═════ Supplied data ═════

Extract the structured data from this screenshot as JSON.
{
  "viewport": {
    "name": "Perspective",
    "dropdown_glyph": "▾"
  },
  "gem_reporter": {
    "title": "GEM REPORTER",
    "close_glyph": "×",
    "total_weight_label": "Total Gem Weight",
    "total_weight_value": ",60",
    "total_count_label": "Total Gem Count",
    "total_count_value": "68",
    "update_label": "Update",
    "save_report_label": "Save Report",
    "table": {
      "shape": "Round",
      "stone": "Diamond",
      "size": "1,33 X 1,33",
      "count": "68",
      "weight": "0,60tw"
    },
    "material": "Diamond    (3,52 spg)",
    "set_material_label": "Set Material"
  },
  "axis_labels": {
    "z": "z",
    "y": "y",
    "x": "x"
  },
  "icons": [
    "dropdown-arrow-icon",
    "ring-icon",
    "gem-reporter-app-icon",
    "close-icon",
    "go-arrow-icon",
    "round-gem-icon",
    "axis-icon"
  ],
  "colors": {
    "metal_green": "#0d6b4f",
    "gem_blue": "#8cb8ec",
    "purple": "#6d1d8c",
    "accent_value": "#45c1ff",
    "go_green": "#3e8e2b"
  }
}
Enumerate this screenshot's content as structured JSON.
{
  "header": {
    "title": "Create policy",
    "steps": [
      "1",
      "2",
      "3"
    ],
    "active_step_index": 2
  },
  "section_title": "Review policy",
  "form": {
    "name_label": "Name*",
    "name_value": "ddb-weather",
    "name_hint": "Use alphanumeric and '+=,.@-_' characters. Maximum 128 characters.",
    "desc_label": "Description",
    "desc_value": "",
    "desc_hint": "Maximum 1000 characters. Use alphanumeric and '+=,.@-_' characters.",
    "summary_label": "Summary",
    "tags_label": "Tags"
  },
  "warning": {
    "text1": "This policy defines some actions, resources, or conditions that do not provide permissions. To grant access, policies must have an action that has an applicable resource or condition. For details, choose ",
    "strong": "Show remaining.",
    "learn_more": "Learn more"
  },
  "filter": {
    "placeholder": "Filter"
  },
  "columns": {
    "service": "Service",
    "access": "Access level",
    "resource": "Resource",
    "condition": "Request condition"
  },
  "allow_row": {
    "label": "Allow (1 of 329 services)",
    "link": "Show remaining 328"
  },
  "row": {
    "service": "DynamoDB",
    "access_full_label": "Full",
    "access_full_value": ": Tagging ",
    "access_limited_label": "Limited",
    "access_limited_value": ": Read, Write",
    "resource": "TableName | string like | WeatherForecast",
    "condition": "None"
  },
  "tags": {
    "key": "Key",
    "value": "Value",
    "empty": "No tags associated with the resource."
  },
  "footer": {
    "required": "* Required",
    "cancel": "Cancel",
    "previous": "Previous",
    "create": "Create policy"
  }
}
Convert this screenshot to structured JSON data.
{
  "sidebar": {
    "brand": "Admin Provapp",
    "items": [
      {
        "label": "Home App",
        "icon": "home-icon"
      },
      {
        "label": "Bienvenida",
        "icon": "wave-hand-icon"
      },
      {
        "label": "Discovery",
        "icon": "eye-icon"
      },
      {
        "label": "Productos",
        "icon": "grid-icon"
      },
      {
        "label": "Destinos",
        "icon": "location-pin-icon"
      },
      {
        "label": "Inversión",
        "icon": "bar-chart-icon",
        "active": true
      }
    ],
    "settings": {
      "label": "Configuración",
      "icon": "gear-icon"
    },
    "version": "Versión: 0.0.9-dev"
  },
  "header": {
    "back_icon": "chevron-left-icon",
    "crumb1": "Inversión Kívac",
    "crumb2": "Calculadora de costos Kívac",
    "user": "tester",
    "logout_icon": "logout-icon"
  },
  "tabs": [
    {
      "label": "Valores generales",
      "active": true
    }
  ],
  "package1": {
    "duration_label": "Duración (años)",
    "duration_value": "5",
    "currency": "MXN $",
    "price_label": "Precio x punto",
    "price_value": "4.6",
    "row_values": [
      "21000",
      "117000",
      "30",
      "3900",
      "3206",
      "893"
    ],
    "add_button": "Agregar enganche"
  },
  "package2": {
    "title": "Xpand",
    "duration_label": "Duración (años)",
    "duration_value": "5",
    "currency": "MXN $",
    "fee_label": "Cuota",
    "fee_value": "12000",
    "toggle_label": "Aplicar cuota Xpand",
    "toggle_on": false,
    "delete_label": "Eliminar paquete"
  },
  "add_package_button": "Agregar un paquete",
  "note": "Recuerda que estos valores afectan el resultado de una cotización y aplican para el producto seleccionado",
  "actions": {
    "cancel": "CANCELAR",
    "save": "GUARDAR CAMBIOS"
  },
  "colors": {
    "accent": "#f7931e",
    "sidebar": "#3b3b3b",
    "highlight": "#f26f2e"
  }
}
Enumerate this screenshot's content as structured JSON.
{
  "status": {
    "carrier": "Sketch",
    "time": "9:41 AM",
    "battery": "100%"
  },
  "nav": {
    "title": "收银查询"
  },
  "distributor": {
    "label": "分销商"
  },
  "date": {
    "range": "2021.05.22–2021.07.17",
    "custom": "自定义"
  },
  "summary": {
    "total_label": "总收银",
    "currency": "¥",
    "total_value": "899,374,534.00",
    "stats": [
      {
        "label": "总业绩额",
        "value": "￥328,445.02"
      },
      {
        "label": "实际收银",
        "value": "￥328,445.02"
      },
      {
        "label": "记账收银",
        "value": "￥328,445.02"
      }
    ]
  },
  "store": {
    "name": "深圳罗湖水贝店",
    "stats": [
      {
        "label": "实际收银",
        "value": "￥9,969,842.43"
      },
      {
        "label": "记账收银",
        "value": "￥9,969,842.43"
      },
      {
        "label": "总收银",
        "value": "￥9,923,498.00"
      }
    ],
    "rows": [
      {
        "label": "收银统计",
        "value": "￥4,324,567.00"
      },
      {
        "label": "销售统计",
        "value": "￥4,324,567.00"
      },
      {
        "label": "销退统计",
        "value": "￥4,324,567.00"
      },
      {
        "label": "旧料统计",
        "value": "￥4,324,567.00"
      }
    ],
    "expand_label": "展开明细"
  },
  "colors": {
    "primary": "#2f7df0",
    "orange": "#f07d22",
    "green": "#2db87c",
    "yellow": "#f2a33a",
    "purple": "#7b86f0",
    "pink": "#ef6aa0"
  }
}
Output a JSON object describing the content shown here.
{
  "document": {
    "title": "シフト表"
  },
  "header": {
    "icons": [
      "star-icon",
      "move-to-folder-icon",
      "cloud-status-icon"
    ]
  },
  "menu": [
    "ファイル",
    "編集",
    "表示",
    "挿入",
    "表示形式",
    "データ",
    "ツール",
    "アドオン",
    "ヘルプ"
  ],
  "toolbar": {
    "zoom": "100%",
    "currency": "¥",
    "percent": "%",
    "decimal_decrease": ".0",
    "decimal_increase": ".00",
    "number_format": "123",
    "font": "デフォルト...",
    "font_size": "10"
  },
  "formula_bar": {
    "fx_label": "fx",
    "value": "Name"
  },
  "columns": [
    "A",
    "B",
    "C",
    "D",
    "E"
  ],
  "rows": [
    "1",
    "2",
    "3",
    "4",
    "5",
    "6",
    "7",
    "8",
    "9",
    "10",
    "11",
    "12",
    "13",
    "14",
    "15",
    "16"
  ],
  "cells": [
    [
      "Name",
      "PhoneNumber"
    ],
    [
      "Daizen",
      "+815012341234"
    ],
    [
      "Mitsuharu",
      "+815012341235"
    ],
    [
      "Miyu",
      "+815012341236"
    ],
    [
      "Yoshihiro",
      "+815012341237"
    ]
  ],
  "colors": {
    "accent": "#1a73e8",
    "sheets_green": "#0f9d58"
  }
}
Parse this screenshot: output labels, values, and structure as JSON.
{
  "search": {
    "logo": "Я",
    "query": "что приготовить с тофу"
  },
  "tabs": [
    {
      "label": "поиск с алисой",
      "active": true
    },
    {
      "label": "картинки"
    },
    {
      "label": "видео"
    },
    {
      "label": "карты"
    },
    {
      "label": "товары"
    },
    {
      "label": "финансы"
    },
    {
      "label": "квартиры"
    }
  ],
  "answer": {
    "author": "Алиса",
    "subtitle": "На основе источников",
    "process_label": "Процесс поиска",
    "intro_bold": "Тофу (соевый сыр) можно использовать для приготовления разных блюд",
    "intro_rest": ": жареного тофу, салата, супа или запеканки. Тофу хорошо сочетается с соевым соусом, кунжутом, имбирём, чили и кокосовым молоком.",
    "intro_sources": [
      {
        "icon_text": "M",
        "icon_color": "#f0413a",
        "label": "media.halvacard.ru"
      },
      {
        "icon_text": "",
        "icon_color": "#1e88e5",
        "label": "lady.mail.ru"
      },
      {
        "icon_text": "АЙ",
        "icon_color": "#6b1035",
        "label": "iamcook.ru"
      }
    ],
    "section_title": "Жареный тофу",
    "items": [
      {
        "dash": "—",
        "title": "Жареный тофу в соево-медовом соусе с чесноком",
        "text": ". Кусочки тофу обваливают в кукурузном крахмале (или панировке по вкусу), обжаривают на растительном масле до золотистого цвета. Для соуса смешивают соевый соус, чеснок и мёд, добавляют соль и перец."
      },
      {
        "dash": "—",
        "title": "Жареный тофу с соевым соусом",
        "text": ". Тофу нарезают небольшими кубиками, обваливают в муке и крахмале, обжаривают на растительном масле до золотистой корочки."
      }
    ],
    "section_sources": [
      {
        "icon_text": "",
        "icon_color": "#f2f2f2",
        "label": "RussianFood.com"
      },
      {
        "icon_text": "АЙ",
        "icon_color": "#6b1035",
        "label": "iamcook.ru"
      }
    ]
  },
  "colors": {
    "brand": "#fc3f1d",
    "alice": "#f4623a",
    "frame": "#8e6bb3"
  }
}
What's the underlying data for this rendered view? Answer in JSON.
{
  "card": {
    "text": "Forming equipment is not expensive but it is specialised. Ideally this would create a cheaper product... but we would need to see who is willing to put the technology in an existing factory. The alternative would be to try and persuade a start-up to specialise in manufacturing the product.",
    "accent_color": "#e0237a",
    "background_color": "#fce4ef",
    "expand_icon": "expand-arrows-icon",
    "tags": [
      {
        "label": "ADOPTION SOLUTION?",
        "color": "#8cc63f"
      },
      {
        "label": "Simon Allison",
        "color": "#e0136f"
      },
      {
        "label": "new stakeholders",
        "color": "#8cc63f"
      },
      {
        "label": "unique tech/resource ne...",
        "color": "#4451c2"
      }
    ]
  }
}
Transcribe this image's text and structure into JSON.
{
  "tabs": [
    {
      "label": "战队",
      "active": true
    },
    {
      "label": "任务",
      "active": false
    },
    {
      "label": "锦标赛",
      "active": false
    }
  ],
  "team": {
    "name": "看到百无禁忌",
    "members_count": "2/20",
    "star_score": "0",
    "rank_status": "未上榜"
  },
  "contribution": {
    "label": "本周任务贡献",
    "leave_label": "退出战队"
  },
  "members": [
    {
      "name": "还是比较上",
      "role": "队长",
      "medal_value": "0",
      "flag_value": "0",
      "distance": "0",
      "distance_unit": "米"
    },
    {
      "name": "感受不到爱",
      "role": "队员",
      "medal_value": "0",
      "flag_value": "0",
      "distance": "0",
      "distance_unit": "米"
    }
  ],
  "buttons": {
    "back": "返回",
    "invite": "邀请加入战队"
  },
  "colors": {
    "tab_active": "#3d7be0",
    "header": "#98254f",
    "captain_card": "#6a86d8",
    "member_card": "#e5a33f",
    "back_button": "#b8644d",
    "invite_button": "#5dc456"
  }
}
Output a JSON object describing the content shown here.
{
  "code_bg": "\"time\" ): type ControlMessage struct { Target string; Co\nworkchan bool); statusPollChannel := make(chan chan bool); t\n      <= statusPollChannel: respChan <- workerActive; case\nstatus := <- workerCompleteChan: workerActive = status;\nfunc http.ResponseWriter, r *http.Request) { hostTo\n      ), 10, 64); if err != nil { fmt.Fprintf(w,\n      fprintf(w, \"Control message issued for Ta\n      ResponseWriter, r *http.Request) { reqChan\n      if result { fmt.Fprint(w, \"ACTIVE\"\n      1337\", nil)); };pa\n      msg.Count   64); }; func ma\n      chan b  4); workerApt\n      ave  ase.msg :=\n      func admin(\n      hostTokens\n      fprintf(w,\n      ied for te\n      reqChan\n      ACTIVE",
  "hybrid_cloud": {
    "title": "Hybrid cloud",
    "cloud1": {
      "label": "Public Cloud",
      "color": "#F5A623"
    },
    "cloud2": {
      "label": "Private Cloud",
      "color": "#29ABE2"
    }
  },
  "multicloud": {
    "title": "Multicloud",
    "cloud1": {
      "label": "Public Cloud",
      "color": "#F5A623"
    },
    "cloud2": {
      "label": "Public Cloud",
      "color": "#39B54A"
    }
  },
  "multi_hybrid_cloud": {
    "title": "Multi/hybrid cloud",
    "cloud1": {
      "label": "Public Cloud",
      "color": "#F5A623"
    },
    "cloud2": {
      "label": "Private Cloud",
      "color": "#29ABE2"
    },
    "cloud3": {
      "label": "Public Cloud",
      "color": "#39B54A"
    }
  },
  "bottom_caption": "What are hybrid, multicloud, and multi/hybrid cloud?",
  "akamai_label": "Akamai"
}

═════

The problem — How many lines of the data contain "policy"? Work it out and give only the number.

Solution to this task — 4